The fields covering rural America may appear monotonous from the air or highway. But farmers have a much different perspective.
“Land is the most permanent resource for my farm,” says Doug Winter, a soybean farmer from Mill Shoals, Illinois. “It’s the most important asset for me to maintain, improve and use efficiently.”
And like U.S. soybean farmers overall, Winter uses his land more effectively than before.
“Demand for crops has grown, and we now produce a lot more food supply on the same or a smaller footprint of land than we did 20 or 40 years ago,” he says. “It’s the most environmentally responsible thing we do.”
In fact, it takes 21 percent less land to produce one bushel of soybeans that it did in 2000, according to USDA data. And the industry has committed to the goal of reducing land use impact another 10 percent by 2025.
One element to meet that goal is soil health, which encompasses many factors that contribute to the ability of soil to sustain plant growth. In the winter 2018 soy checkoff producer survey, 32 percent of farmers said improving soil health is the most important thing U.S. soybean farmers can do to maintain and increase the sustainability of soybeans.
“Improving soil health, the environment under the surface filled with microbes, earthworms, organic matter and more, keeps my fields and crops productive and efficient,” Winter explains.
Winter uses several management practices and technology to improve soil health and make the best use of his land.
- With crop rotation, Winter plants a different crop in a field each year. He alternates between soybeans and corn because each crop provides different benefits to the soil.
- He chooses no-till or conservation tillage based on soil type and other factors. This leaves crop residue on the ground, which reduces disturbance to the environment under the surface.
- Cover crops add organic matter, improve soil texture and reduce erosion because roots are always in the soil. Winter started planting cover crops the past few years.
- He plants genetically engineered (GE) seeds that require fewer resources and make it easier to use conservation tillage.
- Precision technology, like GPS and variable rate application, improves Winter’s efficiency throughout the season. He can manage the rates and placements of crop resources precisely, so he doesn’t waste anything. And autosteer tractors have reduced his fuel use 7 to 8 percent.
- Layering data from yield maps and soil tests allows him to focus on areas of the field that need improvement.
- About 9 percent of Winter’s ground is not cultivated, allowing for wildlife habitats. Small animals like birds, mice and snakes nest in residue and add organic matter to the soil.
“I’ve seen improvements in my soils, especially in drainage,” Winter says. “My fields can absorb heavy rains better. Healthier soil holds nutrients better, so they stay where the crop can use them. Healthier soil also filters high quality water back to the aquafer.”
Winter’s ground includes a variety of terrain, including steep hills, wooded banks and grass waterways. Responsible land management extends to this ground that can’t be farmed but offers other benefits.
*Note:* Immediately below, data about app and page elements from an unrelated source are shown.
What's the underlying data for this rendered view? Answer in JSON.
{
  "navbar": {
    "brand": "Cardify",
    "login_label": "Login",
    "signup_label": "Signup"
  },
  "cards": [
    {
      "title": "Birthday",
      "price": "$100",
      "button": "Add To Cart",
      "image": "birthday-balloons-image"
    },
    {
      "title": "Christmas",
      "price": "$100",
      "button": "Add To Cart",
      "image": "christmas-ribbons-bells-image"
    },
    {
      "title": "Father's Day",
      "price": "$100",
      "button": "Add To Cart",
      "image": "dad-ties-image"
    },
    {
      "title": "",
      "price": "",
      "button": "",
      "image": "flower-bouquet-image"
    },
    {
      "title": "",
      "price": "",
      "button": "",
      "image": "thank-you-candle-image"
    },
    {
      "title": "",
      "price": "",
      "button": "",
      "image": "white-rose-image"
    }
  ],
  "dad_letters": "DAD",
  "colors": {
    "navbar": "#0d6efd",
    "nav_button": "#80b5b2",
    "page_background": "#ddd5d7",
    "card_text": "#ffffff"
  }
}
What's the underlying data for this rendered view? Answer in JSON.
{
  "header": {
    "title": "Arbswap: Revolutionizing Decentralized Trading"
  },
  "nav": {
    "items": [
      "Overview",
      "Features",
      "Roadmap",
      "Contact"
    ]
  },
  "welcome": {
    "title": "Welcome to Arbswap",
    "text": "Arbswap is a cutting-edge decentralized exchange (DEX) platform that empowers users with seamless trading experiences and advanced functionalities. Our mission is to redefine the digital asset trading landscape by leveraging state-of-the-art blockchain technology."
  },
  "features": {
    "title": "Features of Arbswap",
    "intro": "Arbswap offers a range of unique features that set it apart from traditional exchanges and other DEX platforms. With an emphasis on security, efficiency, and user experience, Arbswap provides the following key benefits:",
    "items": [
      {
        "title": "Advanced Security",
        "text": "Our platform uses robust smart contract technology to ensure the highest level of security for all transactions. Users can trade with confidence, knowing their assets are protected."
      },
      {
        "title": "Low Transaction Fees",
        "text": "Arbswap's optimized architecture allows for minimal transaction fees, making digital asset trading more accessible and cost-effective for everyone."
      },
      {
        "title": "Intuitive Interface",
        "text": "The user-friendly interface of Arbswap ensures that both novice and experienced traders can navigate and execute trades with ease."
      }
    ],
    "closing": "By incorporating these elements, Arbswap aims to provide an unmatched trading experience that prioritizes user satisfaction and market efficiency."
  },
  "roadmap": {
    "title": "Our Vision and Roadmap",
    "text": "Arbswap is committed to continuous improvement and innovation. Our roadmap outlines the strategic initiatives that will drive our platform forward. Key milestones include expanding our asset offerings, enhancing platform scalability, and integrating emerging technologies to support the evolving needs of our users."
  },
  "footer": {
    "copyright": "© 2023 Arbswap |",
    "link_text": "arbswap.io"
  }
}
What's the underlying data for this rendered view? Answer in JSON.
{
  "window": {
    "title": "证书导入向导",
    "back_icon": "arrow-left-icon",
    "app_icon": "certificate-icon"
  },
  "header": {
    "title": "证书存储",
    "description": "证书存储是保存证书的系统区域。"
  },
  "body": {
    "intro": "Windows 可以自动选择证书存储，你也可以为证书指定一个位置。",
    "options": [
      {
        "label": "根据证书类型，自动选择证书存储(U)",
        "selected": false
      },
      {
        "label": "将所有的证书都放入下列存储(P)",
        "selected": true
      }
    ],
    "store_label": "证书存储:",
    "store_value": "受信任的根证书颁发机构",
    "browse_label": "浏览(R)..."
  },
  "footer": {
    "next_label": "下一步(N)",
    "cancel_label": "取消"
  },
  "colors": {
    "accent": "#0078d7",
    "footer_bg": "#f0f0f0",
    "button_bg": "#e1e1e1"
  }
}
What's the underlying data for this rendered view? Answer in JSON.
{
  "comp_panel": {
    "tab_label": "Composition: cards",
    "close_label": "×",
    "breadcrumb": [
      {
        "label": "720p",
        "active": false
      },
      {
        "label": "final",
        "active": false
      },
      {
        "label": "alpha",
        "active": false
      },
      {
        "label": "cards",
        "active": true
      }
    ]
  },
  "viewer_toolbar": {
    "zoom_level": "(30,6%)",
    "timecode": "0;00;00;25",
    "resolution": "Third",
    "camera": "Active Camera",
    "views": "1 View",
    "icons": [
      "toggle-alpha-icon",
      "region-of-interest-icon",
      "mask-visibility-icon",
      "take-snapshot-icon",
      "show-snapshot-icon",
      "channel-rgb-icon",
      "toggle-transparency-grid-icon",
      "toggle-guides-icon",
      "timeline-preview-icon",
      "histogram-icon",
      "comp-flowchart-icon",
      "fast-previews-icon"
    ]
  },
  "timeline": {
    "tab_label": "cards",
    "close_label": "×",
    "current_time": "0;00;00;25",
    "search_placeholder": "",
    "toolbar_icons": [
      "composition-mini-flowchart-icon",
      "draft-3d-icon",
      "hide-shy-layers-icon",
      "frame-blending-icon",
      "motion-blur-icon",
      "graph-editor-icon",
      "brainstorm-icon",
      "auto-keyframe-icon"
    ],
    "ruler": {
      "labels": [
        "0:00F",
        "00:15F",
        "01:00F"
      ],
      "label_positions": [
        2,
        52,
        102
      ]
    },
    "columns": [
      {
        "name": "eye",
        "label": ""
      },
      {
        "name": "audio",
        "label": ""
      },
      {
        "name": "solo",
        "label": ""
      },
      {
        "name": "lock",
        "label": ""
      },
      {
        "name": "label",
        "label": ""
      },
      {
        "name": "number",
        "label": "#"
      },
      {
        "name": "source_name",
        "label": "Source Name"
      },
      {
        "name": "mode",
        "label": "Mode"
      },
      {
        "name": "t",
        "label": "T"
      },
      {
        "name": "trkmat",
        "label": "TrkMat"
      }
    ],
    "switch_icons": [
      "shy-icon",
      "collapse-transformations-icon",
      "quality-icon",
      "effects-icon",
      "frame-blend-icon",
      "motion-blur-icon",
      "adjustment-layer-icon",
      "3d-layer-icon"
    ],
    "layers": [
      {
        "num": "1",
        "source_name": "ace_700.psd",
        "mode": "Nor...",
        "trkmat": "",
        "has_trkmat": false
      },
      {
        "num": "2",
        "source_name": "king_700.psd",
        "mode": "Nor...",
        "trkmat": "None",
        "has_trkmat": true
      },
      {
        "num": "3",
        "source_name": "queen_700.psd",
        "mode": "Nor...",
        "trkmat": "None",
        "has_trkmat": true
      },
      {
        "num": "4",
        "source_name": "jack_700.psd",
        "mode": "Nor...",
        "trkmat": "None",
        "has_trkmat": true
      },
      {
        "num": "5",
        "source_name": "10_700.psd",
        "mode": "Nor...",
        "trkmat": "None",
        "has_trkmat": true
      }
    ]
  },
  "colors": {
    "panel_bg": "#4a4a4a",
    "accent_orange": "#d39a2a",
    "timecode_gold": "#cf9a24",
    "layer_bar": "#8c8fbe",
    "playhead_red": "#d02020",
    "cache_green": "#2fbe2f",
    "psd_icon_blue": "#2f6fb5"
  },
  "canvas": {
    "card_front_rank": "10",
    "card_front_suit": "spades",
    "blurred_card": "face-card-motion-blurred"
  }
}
Small animals and birds make their homes in grassy areas and ditches, while wooded areas provide places for coyotes, deer and other larger animals.
“We intentionally avoid mowing our conservation reserve program ground, waterways and ditches between April 1 and August 1 because that’s when wildlife is most active,” he says.
He is among the 60 percent of farmers that have some land devoted to wildlife habitat preservation, which includes timbered areas and grasslands, according to a January 2018 Field to Market sustainability survey. It also reports that about 47 percent of farmers maintain wetlands on their land.
“We have to cultivate all factors on our land, from the soil in our fields to other types of ground,” Winter says. “It’s our responsibility to steward the land. That’s been drilled into me from my father and my grandfather. And I am motivated to continue to improve as my kids express their desire to maintain ownership of our ground.”
Interested in learning more about land stewardship and soy sustainability? Winter welcomes questions at firstname.lastname@example.org.